== Segment start ==
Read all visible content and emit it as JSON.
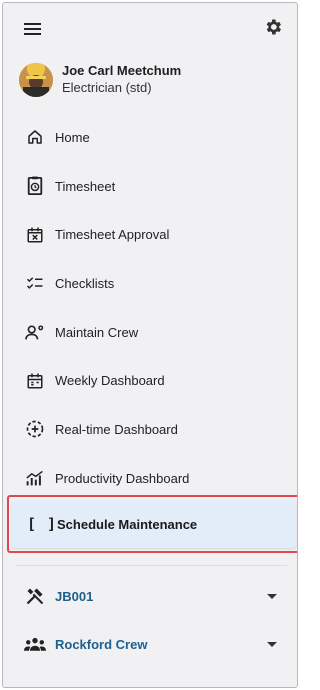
{
  "user": {
    "name": "Joe Carl Meetchum",
    "role": "Electrician (std)"
  },
  "nav": {
    "items": [
      {
        "label": "Home",
        "icon": "home-icon"
      },
      {
        "label": "Timesheet",
        "icon": "timesheet-icon"
      },
      {
        "label": "Timesheet Approval",
        "icon": "calendar-x-icon"
      },
      {
        "label": "Checklists",
        "icon": "checklist-icon"
      },
      {
        "label": "Maintain Crew",
        "icon": "crew-manage-icon"
      },
      {
        "label": "Weekly Dashboard",
        "icon": "calendar-icon"
      },
      {
        "label": "Real-time Dashboard",
        "icon": "refresh-plus-icon"
      },
      {
        "label": "Productivity Dashboard",
        "icon": "chart-icon"
      }
    ],
    "active": {
      "label": "Schedule Maintenance",
      "icon_text": "[ ]"
    }
  },
  "groups": {
    "job": {
      "label": "JB001",
      "icon": "tools-icon"
    },
    "crew": {
      "label": "Rockford Crew",
      "icon": "group-icon"
    }
  },
  "colors": {
    "accent": "#1f5f8f",
    "highlight_border": "#e0474e",
    "active_bg": "#e3ecf9"
  }
}
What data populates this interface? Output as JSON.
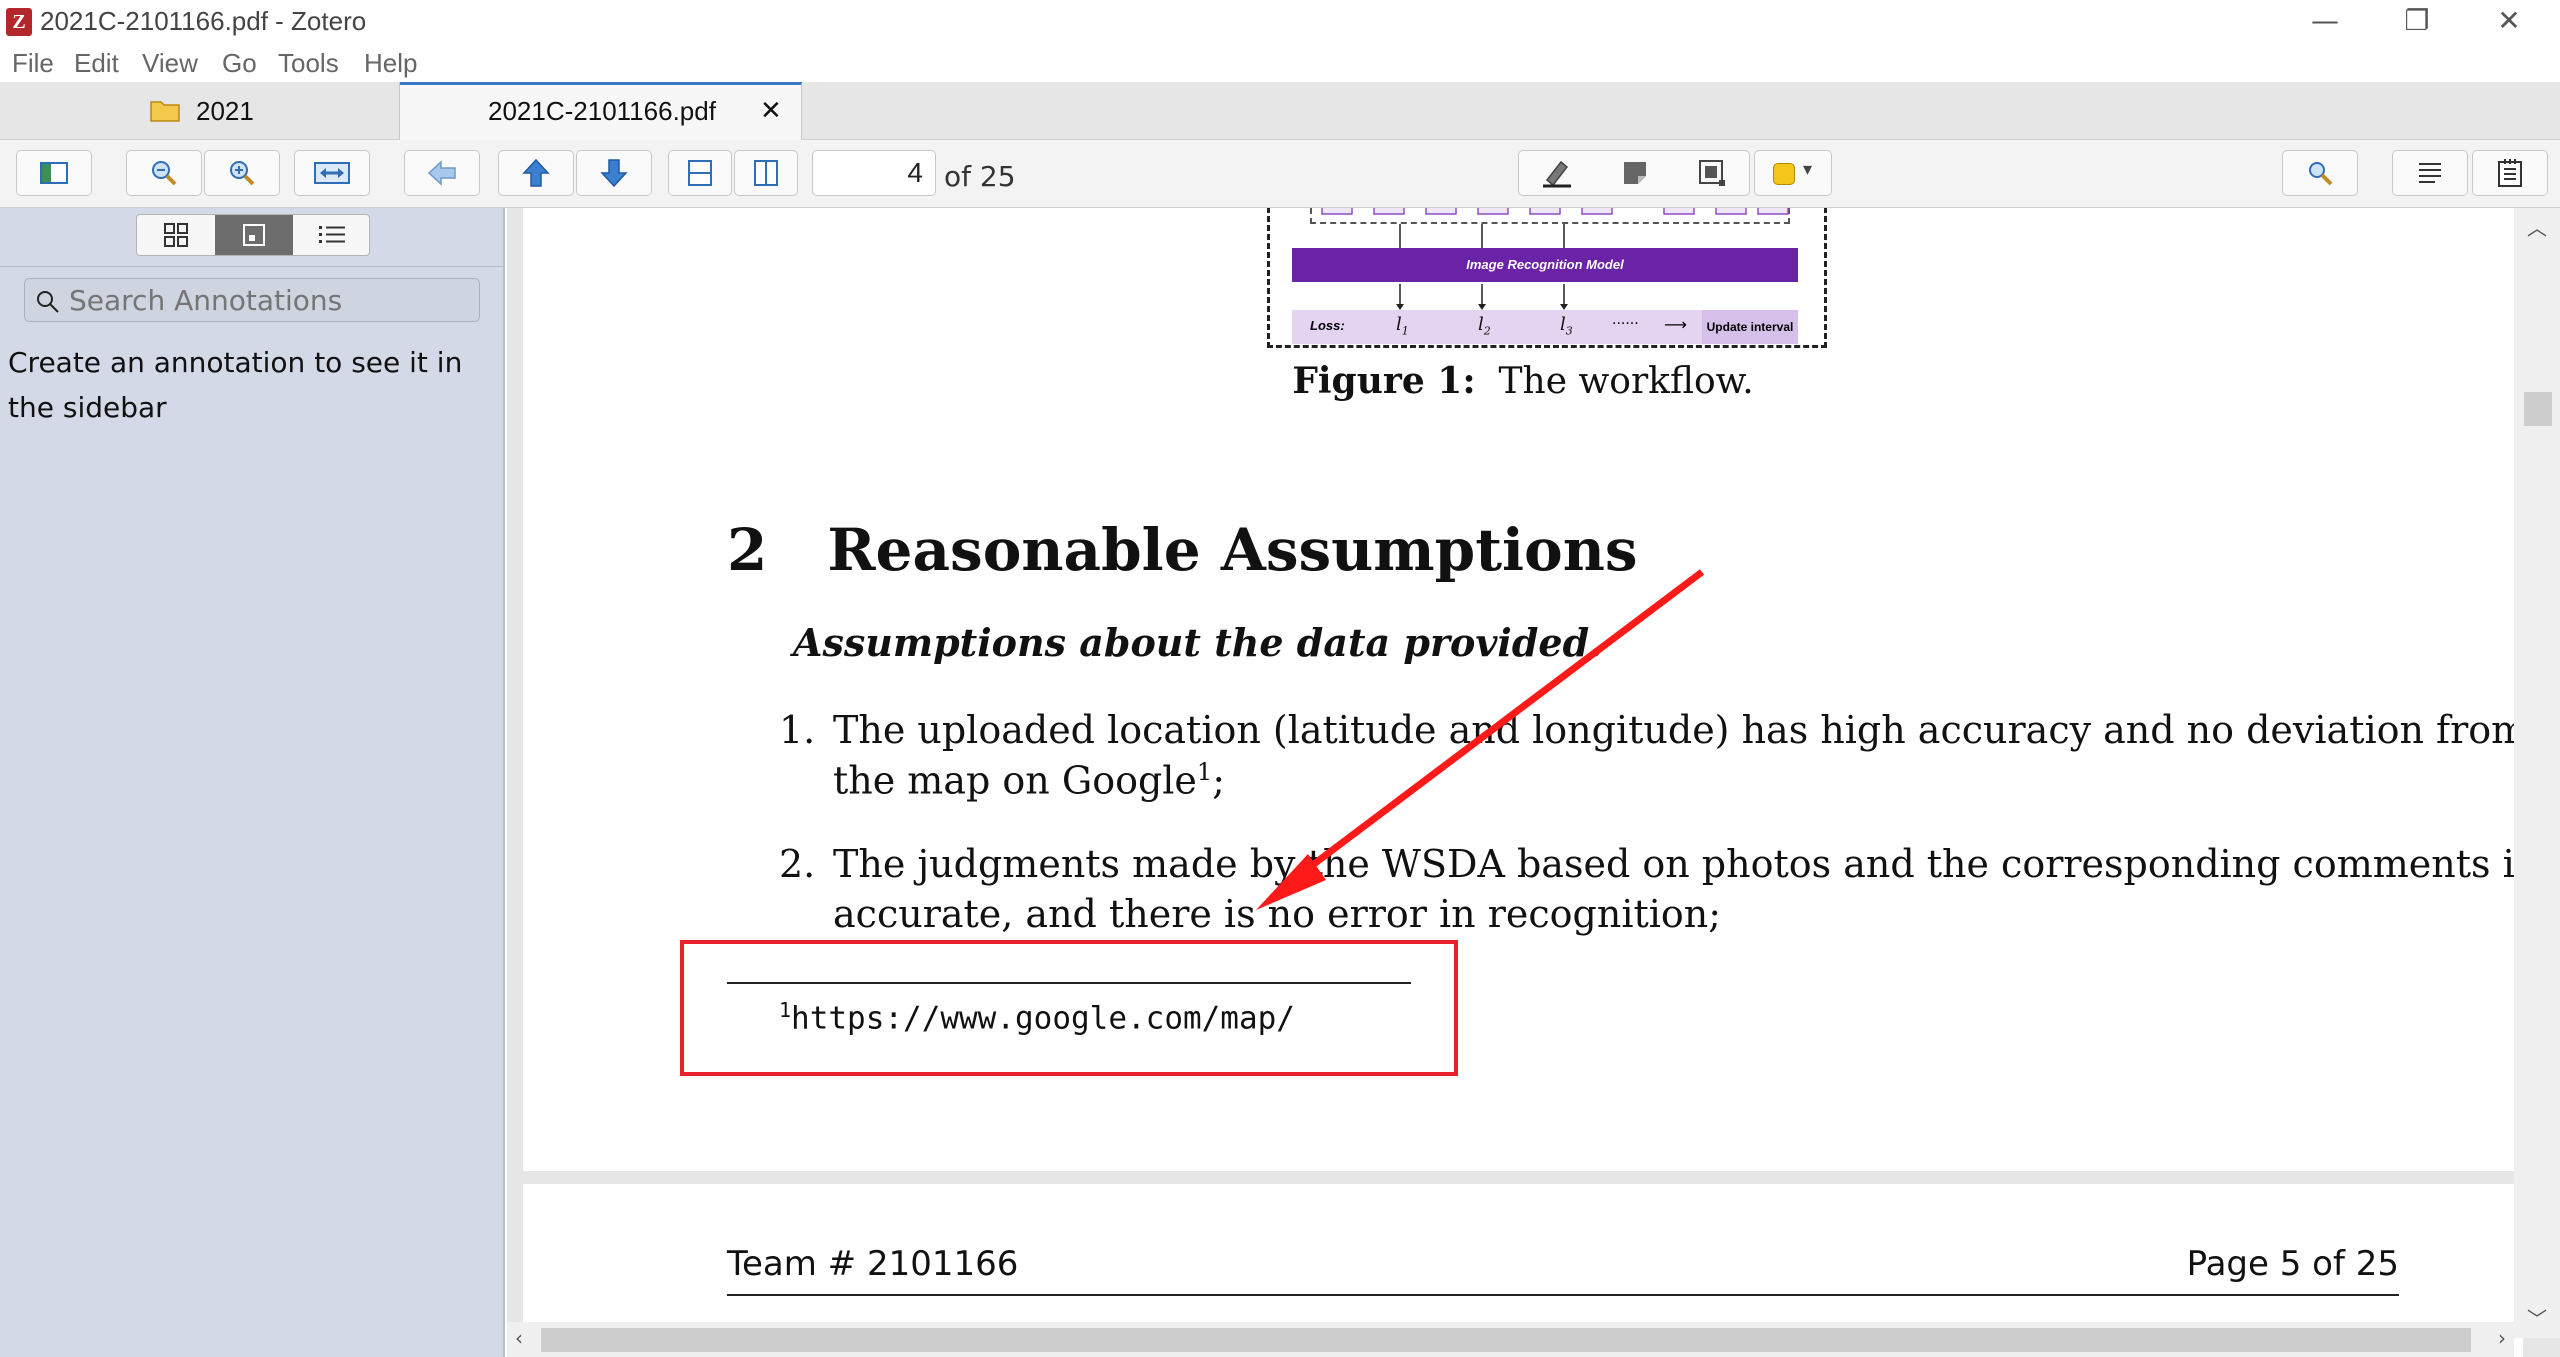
{
  "window": {
    "title": "2021C-2101166.pdf - Zotero",
    "app_icon_letter": "Z",
    "minimize_glyph": "—",
    "restore_glyph": "❐",
    "close_glyph": "✕"
  },
  "menu": [
    "File",
    "Edit",
    "View",
    "Go",
    "Tools",
    "Help"
  ],
  "tabs": [
    {
      "label": "2021",
      "icon": "folder-icon",
      "active": false
    },
    {
      "label": "2021C-2101166.pdf",
      "active": true,
      "close_glyph": "✕"
    }
  ],
  "toolbar": {
    "current_page": "4",
    "page_count_text": "of 25",
    "highlight_color": "#f5c518"
  },
  "sidebar": {
    "search_placeholder": "Search Annotations",
    "empty_message": "Create an annotation to see it in the sidebar"
  },
  "document": {
    "figure_model_label": "Image Recognition Model",
    "figure_loss_label": "Loss:",
    "figure_l1": "l",
    "figure_l1_sub": "1",
    "figure_l2": "l",
    "figure_l2_sub": "2",
    "figure_l3": "l",
    "figure_l3_sub": "3",
    "figure_dots": "······",
    "figure_update_label": "Update interval",
    "figure_caption_bold": "Figure 1:",
    "figure_caption_text": "The workflow.",
    "section_number": "2",
    "section_title": "Reasonable Assumptions",
    "subheading": "Assumptions about the data provided.",
    "item1_number": "1.",
    "item1_line1": "The uploaded location (latitude and longitude) has high accuracy and no deviation from",
    "item1_line2": "the map on Google",
    "item1_sup": "1",
    "item1_tail": ";",
    "item2_number": "2.",
    "item2_line1": "The judgments made by the WSDA based on photos and the corresponding comments is",
    "item2_line2": "accurate, and there is no error in recognition;",
    "footnote_mark": "1",
    "footnote_url": "https://www.google.com/map/",
    "next_header_left": "Team # 2101166",
    "next_header_right": "Page 5 of 25"
  },
  "annotation_colors": {
    "arrow": "#ff1a1a",
    "box": "#e8202a"
  }
}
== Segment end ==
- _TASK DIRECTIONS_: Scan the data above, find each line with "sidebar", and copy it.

- _EXERCISE SOLUTION_:
  "sidebar": {
    "empty_message": "Create an annotation to see it in the sidebar"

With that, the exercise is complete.